Monetary policies are conducted through open market purchases, changing the discount rate, and determining the reserve requirement among banks. The main premise of any monetary policy instituted by the Fed is that any change in the money supply will consequently affect aggregate demand, price level, and the GDP deflator.
Open market purchases allow Fed to buy and sell T-bills and T-bonds at discounts in order to take advantage of the gains from the purchase price and maturity value. These instruments are generally considered as less risky investments as they assure Fed of a sure yield at maturity dates.
Fed, with its discretionary power, can also opt to purchase and sell stocks. However, as Fed is mandated is act like a "prudent person" and limit itself to less risky financial instruments, it will not engage in such operations. Accordingly, Fed is not allowed to enter in transactions that a prudent man will not undertake. It should be noted that stock markets like the NYSE are highly volatile and stocks are high risk investments.
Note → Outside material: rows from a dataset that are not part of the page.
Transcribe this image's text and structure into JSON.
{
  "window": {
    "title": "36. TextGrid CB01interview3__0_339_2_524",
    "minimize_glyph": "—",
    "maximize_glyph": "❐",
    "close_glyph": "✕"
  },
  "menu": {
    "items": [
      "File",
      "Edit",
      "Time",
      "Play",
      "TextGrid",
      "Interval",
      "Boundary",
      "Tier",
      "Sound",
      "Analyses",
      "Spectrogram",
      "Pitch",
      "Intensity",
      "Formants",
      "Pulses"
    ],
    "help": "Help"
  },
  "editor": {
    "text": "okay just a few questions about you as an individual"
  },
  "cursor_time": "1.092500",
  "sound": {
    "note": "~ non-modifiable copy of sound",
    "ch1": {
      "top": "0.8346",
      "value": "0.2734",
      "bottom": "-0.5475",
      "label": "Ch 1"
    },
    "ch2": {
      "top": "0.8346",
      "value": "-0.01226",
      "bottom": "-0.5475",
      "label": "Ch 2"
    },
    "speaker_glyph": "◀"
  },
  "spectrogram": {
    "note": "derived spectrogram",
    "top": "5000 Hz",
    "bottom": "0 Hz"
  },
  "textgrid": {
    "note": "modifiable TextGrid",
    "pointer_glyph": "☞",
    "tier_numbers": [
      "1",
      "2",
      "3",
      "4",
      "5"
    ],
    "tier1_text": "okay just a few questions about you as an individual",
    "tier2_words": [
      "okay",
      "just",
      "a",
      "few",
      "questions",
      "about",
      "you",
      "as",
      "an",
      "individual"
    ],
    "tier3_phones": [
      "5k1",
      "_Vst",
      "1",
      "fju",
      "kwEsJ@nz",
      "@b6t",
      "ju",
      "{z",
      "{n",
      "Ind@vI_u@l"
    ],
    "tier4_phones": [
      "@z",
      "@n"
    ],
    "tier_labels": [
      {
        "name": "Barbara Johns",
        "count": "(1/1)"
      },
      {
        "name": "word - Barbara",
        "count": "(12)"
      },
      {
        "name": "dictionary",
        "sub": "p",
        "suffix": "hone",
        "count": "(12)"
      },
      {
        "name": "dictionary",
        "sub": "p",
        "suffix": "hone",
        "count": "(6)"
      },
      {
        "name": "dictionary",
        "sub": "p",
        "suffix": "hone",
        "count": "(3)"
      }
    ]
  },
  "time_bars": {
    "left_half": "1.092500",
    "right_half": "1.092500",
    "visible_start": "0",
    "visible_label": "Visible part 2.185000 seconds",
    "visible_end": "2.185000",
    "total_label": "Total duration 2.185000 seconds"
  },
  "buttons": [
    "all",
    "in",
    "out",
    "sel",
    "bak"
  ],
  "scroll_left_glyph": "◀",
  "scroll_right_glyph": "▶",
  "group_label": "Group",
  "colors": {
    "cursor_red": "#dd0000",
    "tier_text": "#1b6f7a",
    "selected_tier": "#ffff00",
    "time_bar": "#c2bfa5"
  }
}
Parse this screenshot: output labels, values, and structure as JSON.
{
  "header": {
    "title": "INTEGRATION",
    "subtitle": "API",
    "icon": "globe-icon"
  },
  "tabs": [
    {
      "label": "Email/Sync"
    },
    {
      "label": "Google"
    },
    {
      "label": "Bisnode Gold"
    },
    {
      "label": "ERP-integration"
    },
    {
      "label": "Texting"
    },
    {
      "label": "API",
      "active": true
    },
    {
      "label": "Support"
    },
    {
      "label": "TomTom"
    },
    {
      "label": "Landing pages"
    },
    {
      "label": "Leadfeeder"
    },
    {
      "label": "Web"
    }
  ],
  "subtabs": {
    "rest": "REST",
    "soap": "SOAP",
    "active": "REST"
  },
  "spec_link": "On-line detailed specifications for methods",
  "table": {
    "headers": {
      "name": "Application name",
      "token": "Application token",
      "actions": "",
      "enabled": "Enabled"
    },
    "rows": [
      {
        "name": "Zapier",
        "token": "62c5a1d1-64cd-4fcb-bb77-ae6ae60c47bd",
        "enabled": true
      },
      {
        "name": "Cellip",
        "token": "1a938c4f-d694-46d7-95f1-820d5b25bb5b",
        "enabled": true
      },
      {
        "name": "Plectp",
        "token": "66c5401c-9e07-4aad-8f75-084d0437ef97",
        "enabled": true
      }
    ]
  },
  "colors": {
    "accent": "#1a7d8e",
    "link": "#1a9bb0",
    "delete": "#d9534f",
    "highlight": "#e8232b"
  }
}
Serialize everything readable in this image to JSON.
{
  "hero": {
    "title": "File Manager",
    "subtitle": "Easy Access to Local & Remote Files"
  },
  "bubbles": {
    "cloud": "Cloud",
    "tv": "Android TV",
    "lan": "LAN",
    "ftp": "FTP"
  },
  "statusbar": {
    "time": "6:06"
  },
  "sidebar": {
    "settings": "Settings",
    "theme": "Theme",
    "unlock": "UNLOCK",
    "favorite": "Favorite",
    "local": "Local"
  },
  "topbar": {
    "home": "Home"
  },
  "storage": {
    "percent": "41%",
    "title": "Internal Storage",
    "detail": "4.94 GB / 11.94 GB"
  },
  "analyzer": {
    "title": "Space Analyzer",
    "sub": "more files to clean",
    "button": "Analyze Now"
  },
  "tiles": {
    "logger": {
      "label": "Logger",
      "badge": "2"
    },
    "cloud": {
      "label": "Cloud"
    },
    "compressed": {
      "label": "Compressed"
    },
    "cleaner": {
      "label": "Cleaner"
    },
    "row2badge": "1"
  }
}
Selling and buying stocks will expose Fed into the risk of losing all its investments with the failure and collapse of business organizations.